Over the centuries, the Muse, known as the goddess of creativity, has been depicted as an angel who manifests herself to an artist hard at work. Many of us have experienced her presence as a figure outside of ourselves or as a force within us. In this engagingly fanciful film written and directed by Paul Auster (The Music of Chance), Martin Frost (David Thewlis) retreats to the country home of friends after finishing a novel that took three years to complete. He savors the silence and the solitude until one morning he awakens to find an attractive woman there; she calls herself Claire (Irene Jacob). They have frisky sex, and he is buoyed by her love of his work. She claims to be the niece of the woman who owns the house but Martin later learns she has not been telling the truth about who she is. By the time he questions her about her identity, he is madly in love with her.

Auster calls this drama a philosophical mystery, and it embraces such themes as the creative process, love, and imagination. The closing section of the film veers off into more mystifications, including the presence of another writer (Michael Imperioli) and a stunningly beautiful relative of his (Sophie Auster).

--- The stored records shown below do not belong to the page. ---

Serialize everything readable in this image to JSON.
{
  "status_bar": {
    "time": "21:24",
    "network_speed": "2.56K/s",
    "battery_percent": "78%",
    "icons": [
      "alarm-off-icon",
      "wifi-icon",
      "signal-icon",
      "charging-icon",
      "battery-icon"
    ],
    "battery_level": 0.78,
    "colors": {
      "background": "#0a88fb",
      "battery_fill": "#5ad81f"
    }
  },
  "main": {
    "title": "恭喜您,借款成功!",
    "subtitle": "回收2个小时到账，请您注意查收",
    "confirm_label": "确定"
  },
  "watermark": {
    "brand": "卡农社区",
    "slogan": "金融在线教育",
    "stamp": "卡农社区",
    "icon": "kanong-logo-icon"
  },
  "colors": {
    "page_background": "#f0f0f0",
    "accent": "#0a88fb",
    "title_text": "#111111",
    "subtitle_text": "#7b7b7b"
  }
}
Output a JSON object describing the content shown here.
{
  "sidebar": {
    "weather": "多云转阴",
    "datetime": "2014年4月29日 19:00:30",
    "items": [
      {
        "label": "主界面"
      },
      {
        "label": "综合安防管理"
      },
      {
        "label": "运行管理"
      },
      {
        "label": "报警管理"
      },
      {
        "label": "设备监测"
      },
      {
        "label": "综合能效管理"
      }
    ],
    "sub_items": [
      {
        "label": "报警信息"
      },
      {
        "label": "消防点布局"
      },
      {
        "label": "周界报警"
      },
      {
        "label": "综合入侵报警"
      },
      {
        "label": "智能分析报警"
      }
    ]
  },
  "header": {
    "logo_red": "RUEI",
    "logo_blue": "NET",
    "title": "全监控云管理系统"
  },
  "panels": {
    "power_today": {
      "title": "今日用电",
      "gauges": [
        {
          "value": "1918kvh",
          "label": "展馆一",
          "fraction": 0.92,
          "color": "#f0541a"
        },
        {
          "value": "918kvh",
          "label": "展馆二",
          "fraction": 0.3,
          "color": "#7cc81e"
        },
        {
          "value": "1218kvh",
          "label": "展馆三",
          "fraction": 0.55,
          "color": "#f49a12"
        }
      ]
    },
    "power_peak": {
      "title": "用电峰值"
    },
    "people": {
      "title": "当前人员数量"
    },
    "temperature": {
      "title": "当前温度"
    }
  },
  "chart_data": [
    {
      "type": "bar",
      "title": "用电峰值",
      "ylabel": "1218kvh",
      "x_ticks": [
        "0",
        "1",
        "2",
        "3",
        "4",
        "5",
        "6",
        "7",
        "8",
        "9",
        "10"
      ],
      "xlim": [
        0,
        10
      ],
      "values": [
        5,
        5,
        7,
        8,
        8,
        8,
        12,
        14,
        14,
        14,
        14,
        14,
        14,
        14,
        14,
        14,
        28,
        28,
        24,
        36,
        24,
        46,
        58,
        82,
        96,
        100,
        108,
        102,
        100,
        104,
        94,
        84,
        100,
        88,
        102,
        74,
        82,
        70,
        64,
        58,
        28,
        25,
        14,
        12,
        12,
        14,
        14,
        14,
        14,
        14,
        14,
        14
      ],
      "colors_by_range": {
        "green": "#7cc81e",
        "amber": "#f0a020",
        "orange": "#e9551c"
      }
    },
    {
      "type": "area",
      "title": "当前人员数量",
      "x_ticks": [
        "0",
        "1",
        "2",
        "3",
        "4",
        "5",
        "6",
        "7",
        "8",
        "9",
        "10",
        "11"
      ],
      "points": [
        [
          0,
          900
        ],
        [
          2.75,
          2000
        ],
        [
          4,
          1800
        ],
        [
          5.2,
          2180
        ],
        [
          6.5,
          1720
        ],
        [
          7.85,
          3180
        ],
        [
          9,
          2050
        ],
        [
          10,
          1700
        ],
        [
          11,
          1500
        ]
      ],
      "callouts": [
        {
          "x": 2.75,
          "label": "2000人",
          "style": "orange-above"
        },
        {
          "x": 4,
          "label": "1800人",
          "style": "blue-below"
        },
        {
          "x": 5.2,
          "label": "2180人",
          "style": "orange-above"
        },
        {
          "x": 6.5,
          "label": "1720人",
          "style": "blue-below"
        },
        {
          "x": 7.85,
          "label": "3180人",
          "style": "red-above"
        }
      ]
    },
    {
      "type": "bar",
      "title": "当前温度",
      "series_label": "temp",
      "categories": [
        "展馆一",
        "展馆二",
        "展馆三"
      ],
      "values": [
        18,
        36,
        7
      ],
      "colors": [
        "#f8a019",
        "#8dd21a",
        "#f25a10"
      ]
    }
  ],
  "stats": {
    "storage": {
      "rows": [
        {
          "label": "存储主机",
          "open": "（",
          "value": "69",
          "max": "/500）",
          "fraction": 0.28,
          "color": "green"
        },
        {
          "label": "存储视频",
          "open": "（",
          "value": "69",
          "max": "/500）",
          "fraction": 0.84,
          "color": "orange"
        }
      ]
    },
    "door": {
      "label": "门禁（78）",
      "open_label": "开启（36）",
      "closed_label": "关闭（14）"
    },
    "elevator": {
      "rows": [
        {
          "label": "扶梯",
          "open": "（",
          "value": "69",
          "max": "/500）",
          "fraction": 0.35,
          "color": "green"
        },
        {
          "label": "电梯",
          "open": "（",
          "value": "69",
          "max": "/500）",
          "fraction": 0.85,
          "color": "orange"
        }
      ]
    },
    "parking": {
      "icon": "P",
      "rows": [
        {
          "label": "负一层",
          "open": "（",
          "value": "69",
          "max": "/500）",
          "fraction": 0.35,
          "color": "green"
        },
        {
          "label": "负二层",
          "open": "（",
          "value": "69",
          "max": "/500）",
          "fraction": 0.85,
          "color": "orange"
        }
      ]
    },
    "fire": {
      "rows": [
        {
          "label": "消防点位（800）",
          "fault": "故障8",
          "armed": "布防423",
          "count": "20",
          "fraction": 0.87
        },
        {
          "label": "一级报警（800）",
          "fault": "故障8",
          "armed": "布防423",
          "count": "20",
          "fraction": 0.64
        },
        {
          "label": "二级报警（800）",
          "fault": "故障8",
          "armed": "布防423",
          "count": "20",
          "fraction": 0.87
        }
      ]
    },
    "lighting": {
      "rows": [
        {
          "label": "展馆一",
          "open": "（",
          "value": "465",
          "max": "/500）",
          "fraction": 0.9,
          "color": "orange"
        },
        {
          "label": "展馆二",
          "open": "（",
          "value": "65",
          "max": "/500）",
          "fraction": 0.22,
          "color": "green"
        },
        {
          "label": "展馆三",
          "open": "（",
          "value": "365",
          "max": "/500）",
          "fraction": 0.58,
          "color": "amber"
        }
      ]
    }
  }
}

Screened at the New Directors/New Films Festival, New York City, March 2007.